▶ _Exercise requirements_:
Could you copy every record below exactly, leaving out the pictures?
----------
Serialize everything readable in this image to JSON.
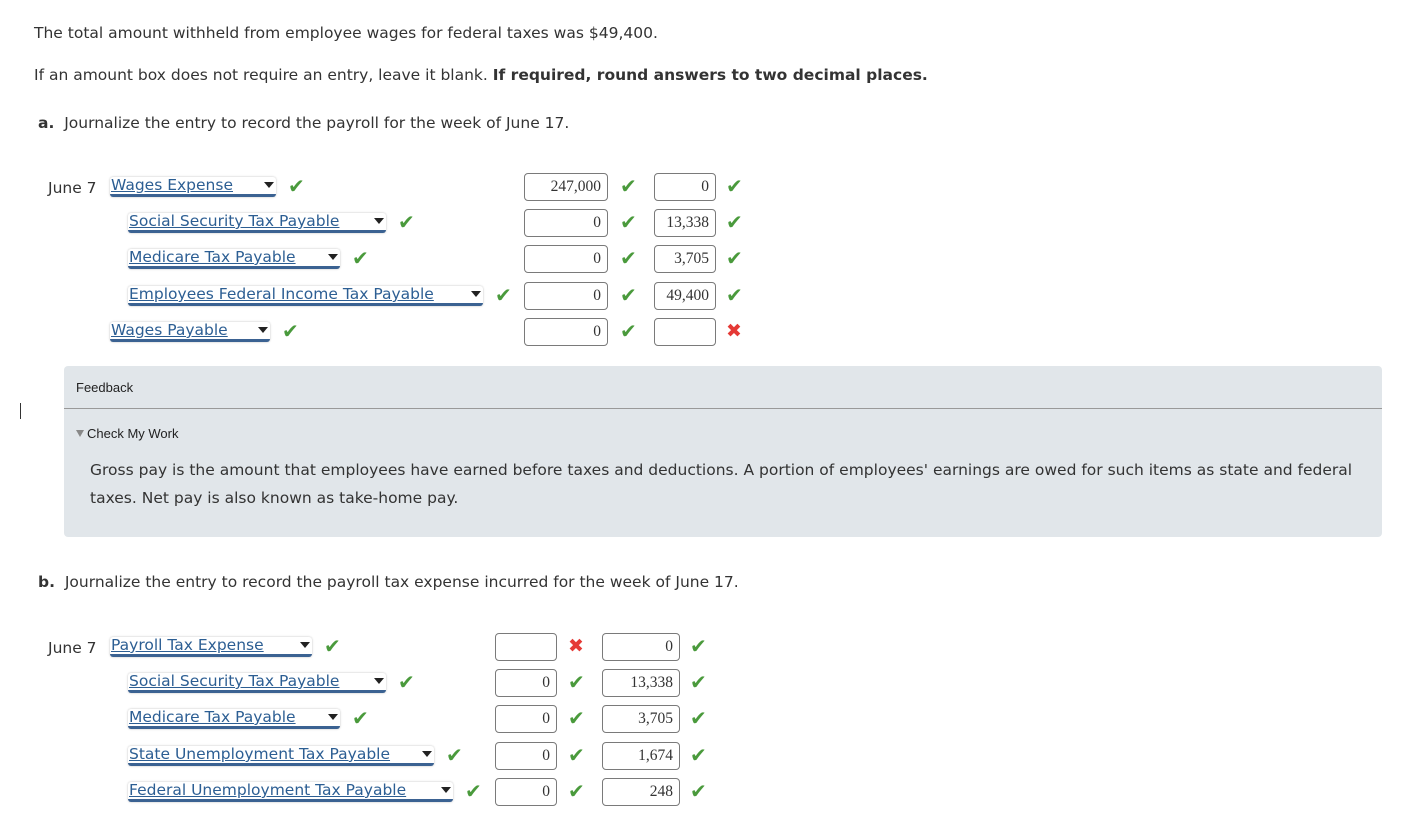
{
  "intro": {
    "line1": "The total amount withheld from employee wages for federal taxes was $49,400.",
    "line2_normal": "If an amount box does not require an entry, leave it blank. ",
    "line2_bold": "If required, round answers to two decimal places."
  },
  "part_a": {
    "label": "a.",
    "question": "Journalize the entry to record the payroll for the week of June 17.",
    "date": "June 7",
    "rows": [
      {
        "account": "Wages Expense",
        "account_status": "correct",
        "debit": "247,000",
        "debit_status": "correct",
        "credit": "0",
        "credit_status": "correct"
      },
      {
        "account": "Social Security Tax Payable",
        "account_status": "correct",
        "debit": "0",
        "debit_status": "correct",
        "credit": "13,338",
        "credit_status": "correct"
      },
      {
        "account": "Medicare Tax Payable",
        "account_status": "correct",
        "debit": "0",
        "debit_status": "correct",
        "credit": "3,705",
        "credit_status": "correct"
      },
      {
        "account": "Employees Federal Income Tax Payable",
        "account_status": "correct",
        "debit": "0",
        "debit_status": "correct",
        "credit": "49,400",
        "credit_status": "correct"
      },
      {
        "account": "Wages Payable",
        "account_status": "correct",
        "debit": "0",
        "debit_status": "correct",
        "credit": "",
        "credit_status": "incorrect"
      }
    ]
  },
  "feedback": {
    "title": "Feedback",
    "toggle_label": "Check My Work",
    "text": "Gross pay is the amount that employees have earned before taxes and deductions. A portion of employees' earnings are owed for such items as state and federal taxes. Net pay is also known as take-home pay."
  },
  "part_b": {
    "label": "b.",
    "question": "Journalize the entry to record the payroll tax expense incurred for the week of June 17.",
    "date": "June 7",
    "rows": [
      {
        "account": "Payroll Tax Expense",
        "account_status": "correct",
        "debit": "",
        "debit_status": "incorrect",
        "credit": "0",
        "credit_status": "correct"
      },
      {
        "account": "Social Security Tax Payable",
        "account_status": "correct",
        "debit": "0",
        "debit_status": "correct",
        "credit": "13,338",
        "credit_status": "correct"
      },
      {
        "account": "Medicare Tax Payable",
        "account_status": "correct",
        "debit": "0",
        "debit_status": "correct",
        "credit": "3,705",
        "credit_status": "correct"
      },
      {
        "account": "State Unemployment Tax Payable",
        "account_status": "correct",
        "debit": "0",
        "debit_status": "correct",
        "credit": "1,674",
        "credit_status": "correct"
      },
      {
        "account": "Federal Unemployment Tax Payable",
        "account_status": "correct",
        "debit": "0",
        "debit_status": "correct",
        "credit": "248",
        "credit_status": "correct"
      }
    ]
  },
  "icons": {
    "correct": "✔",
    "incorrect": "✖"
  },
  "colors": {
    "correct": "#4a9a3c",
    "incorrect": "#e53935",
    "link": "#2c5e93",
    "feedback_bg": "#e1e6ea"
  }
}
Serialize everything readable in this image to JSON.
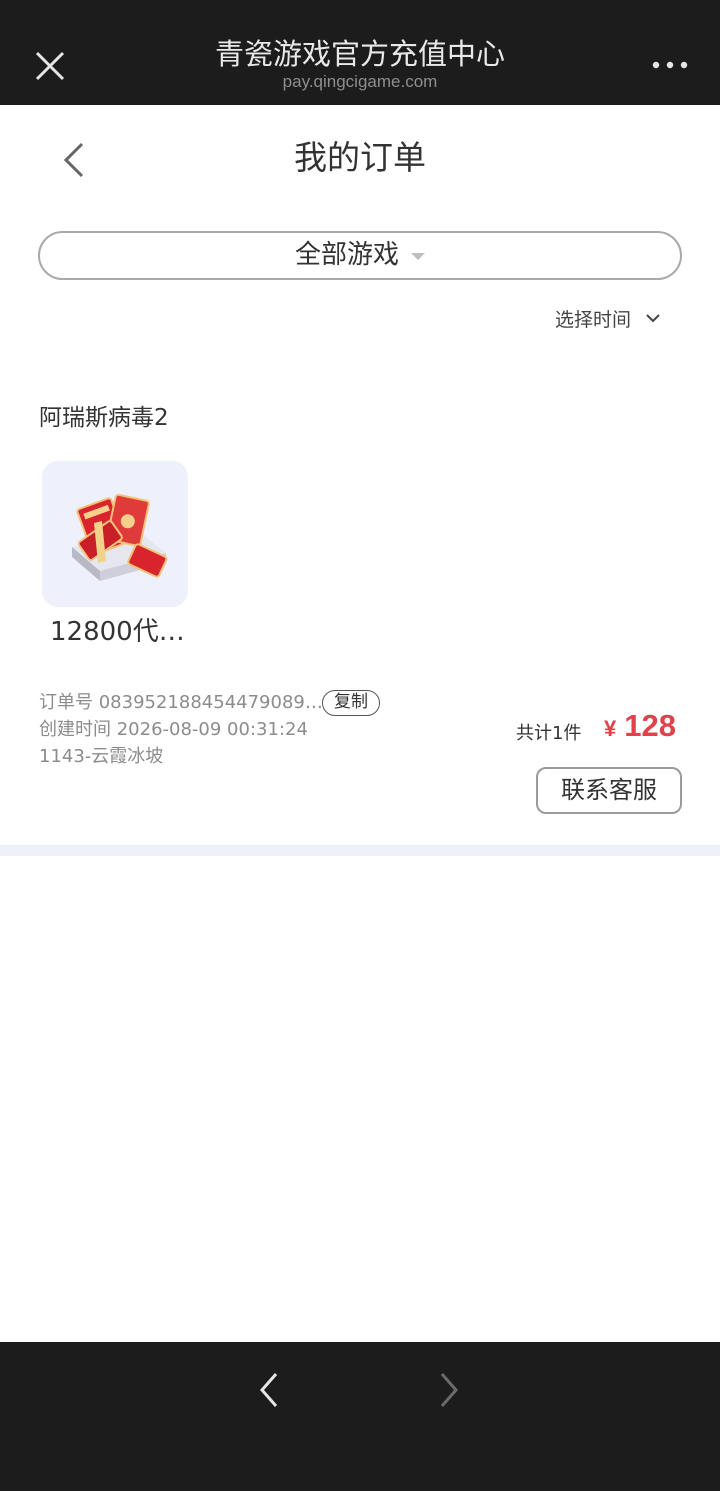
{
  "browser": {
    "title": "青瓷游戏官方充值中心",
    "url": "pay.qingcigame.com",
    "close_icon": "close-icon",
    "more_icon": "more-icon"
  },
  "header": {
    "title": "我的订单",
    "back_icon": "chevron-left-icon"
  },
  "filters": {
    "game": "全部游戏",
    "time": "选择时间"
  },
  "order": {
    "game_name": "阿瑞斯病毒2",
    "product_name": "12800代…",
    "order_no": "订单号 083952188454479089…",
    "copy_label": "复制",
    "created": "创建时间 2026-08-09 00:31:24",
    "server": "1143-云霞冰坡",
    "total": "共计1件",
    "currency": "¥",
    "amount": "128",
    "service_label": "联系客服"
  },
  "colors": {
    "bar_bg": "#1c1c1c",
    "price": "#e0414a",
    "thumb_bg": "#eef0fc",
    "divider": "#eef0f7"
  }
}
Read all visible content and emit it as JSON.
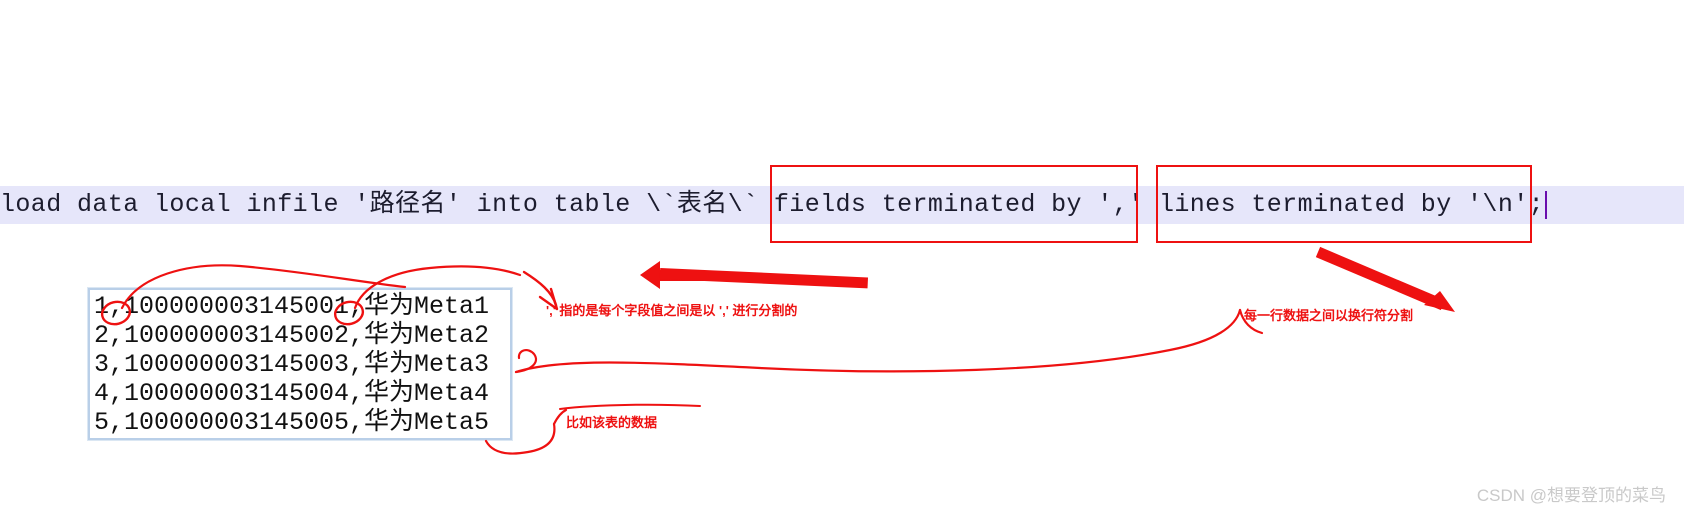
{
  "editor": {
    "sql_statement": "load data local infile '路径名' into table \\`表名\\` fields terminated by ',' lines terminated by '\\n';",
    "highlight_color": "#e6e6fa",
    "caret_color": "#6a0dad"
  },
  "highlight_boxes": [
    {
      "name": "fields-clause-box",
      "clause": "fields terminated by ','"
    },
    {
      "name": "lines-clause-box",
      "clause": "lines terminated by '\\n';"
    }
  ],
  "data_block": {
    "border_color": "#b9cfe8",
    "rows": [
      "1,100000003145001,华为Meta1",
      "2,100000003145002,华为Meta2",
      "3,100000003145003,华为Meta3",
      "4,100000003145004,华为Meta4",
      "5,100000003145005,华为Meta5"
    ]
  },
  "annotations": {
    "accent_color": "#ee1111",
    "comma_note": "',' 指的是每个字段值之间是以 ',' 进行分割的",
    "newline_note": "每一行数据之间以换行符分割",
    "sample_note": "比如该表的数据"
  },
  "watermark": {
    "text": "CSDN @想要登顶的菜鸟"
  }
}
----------
▶ _Answer area_:
Serialize everything readable in this image to JSON.
{
  "intro": {
    "line1": "The total amount withheld from employee wages for federal taxes was $49,400.",
    "line2_normal": "If an amount box does not require an entry, leave it blank. ",
    "line2_bold": "If required, round answers to two decimal places."
  },
  "part_a": {
    "label": "a.",
    "question": "Journalize the entry to record the payroll for the week of June 17.",
    "date": "June 7",
    "rows": [
      {
        "account": "Wages Expense",
        "account_status": "correct",
        "debit": "247,000",
        "debit_status": "correct",
        "credit": "0",
        "credit_status": "correct"
      },
      {
        "account": "Social Security Tax Payable",
        "account_status": "correct",
        "debit": "0",
        "debit_status": "correct",
        "credit": "13,338",
        "credit_status": "correct"
      },
      {
        "account": "Medicare Tax Payable",
        "account_status": "correct",
        "debit": "0",
        "debit_status": "correct",
        "credit": "3,705",
        "credit_status": "correct"
      },
      {
        "account": "Employees Federal Income Tax Payable",
        "account_status": "correct",
        "debit": "0",
        "debit_status": "correct",
        "credit": "49,400",
        "credit_status": "correct"
      },
      {
        "account": "Wages Payable",
        "account_status": "correct",
        "debit": "0",
        "debit_status": "correct",
        "credit": "",
        "credit_status": "incorrect"
      }
    ]
  },
  "feedback": {
    "title": "Feedback",
    "toggle_label": "Check My Work",
    "text": "Gross pay is the amount that employees have earned before taxes and deductions. A portion of employees' earnings are owed for such items as state and federal taxes. Net pay is also known as take-home pay."
  },
  "part_b": {
    "label": "b.",
    "question": "Journalize the entry to record the payroll tax expense incurred for the week of June 17.",
    "date": "June 7",
    "rows": [
      {
        "account": "Payroll Tax Expense",
        "account_status": "correct",
        "debit": "",
        "debit_status": "incorrect",
        "credit": "0",
        "credit_status": "correct"
      },
      {
        "account": "Social Security Tax Payable",
        "account_status": "correct",
        "debit": "0",
        "debit_status": "correct",
        "credit": "13,338",
        "credit_status": "correct"
      },
      {
        "account": "Medicare Tax Payable",
        "account_status": "correct",
        "debit": "0",
        "debit_status": "correct",
        "credit": "3,705",
        "credit_status": "correct"
      },
      {
        "account": "State Unemployment Tax Payable",
        "account_status": "correct",
        "debit": "0",
        "debit_status": "correct",
        "credit": "1,674",
        "credit_status": "correct"
      },
      {
        "account": "Federal Unemployment Tax Payable",
        "account_status": "correct",
        "debit": "0",
        "debit_status": "correct",
        "credit": "248",
        "credit_status": "correct"
      }
    ]
  },
  "icons": {
    "correct": "✔",
    "incorrect": "✖"
  },
  "colors": {
    "correct": "#4a9a3c",
    "incorrect": "#e53935",
    "link": "#2c5e93",
    "feedback_bg": "#e1e6ea"
  }
}
Serialize everything readable in this image to JSON.
{
  "browser": {
    "title": "青瓷游戏官方充值中心",
    "url": "pay.qingcigame.com",
    "close_icon": "close-icon",
    "more_icon": "more-icon"
  },
  "header": {
    "title": "我的订单",
    "back_icon": "chevron-left-icon"
  },
  "filters": {
    "game": "全部游戏",
    "time": "选择时间"
  },
  "order": {
    "game_name": "阿瑞斯病毒2",
    "product_name": "12800代…",
    "order_no": "订单号 083952188454479089…",
    "copy_label": "复制",
    "created": "创建时间 2026-08-09 00:31:24",
    "server": "1143-云霞冰坡",
    "total": "共计1件",
    "currency": "¥",
    "amount": "128",
    "service_label": "联系客服"
  },
  "colors": {
    "bar_bg": "#1c1c1c",
    "price": "#e0414a",
    "thumb_bg": "#eef0fc",
    "divider": "#eef0f7"
  }
}
Read all visible content and emit it as JSON.
{
  "editor": {
    "sql_statement": "load data local infile '路径名' into table \\`表名\\` fields terminated by ',' lines terminated by '\\n';",
    "highlight_color": "#e6e6fa",
    "caret_color": "#6a0dad"
  },
  "highlight_boxes": [
    {
      "name": "fields-clause-box",
      "clause": "fields terminated by ','"
    },
    {
      "name": "lines-clause-box",
      "clause": "lines terminated by '\\n';"
    }
  ],
  "data_block": {
    "border_color": "#b9cfe8",
    "rows": [
      "1,100000003145001,华为Meta1",
      "2,100000003145002,华为Meta2",
      "3,100000003145003,华为Meta3",
      "4,100000003145004,华为Meta4",
      "5,100000003145005,华为Meta5"
    ]
  },
  "annotations": {
    "accent_color": "#ee1111",
    "comma_note": "',' 指的是每个字段值之间是以 ',' 进行分割的",
    "newline_note": "每一行数据之间以换行符分割",
    "sample_note": "比如该表的数据"
  },
  "watermark": {
    "text": "CSDN @想要登顶的菜鸟"
  }
}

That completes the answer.